Human Resources – The “Big Picture”

It’s the recruiter’s job to identify strong candidates and guide them through the hiring process. Think of the recruiter as the “big picture” person. They can give you an overview of the company and the department as a whole. (Save very specific questions about the job for the hiring manager.) The recruiter is also the best person to answer questions about the hiring process. Some questions to ask the recruiter:

  • What do employees enjoy most about working for your company?
  • What type of employee tends to excel at this company?
  • Can you tell me more about the interview process?

Hiring Manager – The “Future Boss”

The hiring manager will likely supervise you if you get the job. They’re the most knowledgeable people about the position and its requirements. You should direct specific questions about the job, its responsibilities and its challenges to them. You may also want to ask what kind of candidate they’re seeking. Some questions to ask the hiring manager:

  • What are the most important skills for the job?
  • How would you describe your ideal candidate?
  • What’s a common career path at the company for someone in this role?

Executive – The “Expert”

Senior managers and executives are likely to be most knowledgeable about the latest happenings in their industry. If you’ll be working closely with an executive, you can ask them some specifics about the Job. But you should focus most of your questions on the future of the company and the industry. This is your chance to show off your industry knowledge! Some questions to ask a senior manager or executive:

  • How do you think this industry will change in the next five years?
  • What do you think gives this company an edge over its competitors?
  • What’s the company’s biggest challenge? How is it planning to meet that challenge?

Co-Worker – The “Straight Talker”

Some interviews will also include a meeting with a potential coworker — the interviewer most likely to “tell it how it is.” A potential colleague may be most candid about the job, its challenges and the work environment. However, don’t expect inside information and certainly don’t ask for it. Some questions to ask a potential coworker:

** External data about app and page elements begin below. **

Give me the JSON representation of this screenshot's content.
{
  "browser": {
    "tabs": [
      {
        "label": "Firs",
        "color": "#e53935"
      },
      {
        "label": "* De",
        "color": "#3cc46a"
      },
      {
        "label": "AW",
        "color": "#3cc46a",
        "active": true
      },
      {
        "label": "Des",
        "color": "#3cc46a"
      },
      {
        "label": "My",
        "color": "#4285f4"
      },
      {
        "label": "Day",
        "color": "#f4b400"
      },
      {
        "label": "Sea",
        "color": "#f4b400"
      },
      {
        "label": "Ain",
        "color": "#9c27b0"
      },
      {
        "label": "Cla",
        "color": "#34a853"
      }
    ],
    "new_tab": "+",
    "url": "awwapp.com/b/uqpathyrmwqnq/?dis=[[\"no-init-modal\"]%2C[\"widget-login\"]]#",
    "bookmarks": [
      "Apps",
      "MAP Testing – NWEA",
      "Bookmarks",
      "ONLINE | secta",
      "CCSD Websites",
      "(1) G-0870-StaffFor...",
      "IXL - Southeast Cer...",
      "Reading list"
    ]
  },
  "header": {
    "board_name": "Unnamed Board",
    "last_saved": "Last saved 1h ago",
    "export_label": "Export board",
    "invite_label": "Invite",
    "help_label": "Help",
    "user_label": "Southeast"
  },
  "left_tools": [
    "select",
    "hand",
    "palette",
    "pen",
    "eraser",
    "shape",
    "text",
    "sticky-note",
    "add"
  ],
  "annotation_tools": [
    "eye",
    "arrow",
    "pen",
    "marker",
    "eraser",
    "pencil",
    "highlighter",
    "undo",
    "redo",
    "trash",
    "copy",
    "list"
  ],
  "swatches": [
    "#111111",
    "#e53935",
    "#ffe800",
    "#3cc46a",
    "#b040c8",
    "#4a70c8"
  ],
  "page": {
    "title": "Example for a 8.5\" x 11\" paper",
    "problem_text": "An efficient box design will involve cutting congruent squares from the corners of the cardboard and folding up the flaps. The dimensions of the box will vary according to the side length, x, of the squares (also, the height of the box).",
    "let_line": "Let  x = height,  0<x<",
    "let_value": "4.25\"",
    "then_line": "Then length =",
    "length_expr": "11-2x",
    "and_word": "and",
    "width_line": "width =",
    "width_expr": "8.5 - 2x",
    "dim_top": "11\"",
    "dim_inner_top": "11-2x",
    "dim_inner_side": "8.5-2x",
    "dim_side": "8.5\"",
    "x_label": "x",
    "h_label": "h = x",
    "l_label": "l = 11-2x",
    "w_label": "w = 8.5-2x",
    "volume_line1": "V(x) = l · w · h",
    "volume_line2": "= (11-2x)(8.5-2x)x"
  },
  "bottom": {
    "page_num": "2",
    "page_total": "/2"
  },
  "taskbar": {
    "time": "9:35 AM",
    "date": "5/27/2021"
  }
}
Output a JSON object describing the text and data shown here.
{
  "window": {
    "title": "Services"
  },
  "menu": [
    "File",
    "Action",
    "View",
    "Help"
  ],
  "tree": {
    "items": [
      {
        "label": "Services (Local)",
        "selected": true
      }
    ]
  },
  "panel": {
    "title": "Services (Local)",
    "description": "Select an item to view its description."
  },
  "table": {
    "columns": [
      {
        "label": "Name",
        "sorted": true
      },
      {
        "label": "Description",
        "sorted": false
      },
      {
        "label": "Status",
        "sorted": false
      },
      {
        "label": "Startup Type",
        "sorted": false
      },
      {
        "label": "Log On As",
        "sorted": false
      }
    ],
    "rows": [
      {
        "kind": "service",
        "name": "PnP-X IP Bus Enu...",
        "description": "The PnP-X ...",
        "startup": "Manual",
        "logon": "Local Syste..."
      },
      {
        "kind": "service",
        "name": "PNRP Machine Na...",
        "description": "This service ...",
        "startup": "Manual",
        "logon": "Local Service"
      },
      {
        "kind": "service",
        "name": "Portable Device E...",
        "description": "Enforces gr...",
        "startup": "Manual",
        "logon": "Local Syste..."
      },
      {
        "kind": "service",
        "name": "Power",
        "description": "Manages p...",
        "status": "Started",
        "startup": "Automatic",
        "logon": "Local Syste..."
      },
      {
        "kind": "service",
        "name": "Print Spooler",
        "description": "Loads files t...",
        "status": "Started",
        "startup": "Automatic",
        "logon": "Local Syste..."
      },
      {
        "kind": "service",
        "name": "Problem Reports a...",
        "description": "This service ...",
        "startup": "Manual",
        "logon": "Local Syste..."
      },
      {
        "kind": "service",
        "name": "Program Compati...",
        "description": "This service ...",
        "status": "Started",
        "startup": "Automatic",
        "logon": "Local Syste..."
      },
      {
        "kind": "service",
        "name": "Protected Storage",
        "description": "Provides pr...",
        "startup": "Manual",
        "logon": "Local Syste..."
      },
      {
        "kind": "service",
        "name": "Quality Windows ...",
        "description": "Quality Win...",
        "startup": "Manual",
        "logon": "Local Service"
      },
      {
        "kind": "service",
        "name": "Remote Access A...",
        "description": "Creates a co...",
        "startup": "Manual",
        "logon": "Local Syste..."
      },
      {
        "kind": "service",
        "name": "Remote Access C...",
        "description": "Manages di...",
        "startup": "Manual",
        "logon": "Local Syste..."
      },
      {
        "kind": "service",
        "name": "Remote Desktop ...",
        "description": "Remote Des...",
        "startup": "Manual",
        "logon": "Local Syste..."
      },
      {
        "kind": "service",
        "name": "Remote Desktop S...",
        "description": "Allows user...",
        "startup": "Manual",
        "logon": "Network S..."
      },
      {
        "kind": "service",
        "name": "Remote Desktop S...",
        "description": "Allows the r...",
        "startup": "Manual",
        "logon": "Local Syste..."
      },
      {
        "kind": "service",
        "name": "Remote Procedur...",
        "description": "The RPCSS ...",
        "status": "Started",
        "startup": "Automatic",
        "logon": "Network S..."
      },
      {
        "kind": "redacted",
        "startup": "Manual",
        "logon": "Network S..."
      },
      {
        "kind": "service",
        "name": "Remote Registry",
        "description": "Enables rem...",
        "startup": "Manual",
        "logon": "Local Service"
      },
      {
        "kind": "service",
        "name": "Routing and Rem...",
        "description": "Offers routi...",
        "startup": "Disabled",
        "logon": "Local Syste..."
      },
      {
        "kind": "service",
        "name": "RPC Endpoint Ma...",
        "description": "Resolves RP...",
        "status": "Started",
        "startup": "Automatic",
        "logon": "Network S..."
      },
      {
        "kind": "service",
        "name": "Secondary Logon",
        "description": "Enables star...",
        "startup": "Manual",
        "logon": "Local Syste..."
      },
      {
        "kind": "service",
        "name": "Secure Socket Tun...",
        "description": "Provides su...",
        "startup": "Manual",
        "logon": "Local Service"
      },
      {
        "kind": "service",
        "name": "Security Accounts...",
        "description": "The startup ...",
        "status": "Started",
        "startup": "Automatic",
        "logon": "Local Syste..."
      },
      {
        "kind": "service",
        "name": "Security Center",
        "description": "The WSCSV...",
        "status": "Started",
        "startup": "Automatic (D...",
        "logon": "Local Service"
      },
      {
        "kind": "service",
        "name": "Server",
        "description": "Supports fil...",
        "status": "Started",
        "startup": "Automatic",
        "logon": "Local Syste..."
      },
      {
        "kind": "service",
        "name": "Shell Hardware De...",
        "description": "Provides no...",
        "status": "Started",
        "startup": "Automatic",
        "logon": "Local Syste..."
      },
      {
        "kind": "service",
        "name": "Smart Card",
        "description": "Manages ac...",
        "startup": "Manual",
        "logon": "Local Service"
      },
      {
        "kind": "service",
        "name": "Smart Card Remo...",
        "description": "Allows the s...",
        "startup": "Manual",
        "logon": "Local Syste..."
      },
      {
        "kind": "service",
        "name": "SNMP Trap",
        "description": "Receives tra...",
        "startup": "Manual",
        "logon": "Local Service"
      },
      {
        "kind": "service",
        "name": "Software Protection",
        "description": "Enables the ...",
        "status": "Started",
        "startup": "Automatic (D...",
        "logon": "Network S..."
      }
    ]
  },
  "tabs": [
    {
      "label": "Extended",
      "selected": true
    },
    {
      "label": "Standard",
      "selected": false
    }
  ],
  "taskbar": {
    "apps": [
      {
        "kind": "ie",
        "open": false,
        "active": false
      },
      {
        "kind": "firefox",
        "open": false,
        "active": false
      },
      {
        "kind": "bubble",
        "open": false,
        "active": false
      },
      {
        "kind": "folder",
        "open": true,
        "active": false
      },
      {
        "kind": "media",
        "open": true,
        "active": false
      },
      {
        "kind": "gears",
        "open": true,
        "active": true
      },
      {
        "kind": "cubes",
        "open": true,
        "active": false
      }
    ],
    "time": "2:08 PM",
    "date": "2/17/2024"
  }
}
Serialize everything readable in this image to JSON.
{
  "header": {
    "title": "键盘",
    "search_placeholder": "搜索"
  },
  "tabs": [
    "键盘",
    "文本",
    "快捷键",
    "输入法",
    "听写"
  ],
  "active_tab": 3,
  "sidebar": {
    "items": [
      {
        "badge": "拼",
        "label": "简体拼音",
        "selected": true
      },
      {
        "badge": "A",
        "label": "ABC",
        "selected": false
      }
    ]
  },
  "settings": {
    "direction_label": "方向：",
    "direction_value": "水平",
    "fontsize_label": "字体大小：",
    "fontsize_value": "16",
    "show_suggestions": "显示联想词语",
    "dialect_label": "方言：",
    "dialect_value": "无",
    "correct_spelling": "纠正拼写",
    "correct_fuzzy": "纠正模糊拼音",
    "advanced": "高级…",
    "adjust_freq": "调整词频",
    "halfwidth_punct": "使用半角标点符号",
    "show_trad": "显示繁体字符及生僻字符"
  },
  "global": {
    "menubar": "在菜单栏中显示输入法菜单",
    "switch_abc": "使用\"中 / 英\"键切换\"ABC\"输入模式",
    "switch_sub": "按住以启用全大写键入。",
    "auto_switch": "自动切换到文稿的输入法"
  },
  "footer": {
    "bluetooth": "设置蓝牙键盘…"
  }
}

  • What’s a typical day like in the department?
  • How would you describe the work environment at the company?
  • What’s the most enjoyable part of your job?
  • What’s the most challenging part?